[Stored dataset items]
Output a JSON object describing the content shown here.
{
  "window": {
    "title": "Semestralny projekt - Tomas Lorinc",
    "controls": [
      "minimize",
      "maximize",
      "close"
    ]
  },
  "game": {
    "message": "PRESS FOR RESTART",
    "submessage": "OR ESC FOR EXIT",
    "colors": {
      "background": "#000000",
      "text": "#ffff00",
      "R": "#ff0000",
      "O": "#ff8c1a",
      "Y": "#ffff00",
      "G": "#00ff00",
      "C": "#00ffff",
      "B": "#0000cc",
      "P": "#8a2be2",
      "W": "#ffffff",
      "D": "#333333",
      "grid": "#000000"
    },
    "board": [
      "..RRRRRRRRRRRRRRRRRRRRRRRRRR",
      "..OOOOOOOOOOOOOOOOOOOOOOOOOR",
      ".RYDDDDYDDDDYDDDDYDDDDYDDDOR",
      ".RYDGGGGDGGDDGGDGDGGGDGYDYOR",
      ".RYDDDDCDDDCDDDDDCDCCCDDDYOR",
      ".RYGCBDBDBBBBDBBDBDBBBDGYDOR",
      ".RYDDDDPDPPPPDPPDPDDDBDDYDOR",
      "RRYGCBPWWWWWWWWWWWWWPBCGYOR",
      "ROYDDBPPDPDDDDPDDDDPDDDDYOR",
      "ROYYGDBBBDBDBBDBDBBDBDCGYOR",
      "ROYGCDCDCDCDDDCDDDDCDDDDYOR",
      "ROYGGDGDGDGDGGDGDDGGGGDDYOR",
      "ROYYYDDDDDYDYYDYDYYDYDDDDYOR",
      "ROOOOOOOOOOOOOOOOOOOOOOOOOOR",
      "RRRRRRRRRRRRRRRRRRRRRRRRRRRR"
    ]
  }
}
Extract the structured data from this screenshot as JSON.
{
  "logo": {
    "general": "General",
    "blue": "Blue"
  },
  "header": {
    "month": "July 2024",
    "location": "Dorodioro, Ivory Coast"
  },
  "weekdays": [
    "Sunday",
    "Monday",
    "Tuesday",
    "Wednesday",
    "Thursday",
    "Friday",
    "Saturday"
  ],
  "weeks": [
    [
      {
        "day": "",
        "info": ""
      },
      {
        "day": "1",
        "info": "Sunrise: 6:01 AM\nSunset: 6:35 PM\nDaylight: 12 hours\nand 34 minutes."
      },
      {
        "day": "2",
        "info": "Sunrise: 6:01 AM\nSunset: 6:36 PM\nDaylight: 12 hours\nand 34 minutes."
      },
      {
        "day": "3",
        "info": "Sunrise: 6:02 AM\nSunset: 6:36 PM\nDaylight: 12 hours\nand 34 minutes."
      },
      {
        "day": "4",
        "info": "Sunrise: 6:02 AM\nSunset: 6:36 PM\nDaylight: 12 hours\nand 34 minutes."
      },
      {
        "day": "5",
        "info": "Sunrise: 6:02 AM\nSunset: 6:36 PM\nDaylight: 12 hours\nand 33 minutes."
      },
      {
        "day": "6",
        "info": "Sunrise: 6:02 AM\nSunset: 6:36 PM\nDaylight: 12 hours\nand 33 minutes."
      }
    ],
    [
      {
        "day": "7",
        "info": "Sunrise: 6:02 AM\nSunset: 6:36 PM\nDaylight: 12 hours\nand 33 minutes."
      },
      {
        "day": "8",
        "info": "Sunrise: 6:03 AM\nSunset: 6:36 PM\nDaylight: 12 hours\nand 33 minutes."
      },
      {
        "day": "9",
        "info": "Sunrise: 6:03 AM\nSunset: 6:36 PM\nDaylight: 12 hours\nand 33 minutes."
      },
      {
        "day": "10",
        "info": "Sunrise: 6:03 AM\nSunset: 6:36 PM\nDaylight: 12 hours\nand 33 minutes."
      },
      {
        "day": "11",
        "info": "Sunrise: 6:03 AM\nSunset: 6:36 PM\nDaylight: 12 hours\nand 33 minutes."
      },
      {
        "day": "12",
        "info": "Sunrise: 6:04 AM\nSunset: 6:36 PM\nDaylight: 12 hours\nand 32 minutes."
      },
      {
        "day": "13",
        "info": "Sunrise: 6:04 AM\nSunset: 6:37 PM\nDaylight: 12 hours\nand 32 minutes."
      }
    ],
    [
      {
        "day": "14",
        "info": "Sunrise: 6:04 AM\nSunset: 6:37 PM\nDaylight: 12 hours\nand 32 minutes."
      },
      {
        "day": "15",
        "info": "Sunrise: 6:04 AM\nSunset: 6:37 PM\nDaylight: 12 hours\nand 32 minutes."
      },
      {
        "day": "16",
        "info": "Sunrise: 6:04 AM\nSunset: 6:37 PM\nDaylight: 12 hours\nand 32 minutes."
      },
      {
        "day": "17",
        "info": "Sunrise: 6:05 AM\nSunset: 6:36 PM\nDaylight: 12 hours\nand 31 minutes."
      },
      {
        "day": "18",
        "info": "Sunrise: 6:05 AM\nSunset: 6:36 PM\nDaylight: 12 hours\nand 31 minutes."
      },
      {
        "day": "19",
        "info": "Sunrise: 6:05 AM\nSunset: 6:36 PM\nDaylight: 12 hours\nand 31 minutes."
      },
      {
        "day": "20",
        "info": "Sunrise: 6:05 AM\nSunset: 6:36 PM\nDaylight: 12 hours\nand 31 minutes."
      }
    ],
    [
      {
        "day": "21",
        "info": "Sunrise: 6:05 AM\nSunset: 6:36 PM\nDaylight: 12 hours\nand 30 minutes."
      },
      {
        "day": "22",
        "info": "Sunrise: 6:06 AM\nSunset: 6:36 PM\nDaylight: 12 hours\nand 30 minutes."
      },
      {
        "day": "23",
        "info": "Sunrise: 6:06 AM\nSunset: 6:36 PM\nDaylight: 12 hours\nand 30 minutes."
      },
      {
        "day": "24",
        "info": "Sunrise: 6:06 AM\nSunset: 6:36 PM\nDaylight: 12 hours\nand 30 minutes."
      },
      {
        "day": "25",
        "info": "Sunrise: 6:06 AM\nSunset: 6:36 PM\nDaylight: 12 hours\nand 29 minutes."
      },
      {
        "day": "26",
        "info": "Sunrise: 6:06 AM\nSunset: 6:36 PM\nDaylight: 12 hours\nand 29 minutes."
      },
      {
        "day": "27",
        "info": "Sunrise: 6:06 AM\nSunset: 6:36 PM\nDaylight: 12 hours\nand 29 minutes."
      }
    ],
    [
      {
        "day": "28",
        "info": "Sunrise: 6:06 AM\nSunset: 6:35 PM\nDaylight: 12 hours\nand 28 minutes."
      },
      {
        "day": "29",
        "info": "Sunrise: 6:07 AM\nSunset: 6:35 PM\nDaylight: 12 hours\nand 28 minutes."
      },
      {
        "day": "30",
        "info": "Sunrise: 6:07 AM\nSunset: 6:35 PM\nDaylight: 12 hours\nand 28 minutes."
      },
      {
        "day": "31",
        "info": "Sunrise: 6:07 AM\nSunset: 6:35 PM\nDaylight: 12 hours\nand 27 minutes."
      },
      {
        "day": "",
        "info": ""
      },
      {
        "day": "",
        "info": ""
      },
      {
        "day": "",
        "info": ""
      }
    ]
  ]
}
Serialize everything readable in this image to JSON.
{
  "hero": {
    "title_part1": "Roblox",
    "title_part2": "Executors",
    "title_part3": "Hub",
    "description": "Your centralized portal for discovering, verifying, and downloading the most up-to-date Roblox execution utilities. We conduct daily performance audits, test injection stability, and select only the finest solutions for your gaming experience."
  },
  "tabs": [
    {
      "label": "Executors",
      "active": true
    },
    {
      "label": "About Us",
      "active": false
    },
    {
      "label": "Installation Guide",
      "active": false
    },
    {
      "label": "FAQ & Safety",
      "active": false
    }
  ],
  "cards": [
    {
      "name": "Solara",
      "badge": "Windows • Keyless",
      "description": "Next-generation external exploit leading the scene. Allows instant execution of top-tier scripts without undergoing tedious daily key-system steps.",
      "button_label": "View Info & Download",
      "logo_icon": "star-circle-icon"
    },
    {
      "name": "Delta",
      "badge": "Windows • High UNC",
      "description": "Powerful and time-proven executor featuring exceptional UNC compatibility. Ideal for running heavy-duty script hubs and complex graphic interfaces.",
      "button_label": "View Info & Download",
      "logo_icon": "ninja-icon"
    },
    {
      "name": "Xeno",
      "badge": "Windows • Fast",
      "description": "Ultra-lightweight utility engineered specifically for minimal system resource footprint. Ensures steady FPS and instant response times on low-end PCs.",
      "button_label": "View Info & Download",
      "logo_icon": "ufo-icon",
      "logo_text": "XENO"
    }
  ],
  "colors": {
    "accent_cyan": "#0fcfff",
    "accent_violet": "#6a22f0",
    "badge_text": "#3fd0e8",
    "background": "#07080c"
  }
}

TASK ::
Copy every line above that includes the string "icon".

RESPONSE FOR THIS EXERCISE ::
      "logo_icon": "star-circle-icon"
      "logo_icon": "ninja-icon"
      "logo_icon": "ufo-icon",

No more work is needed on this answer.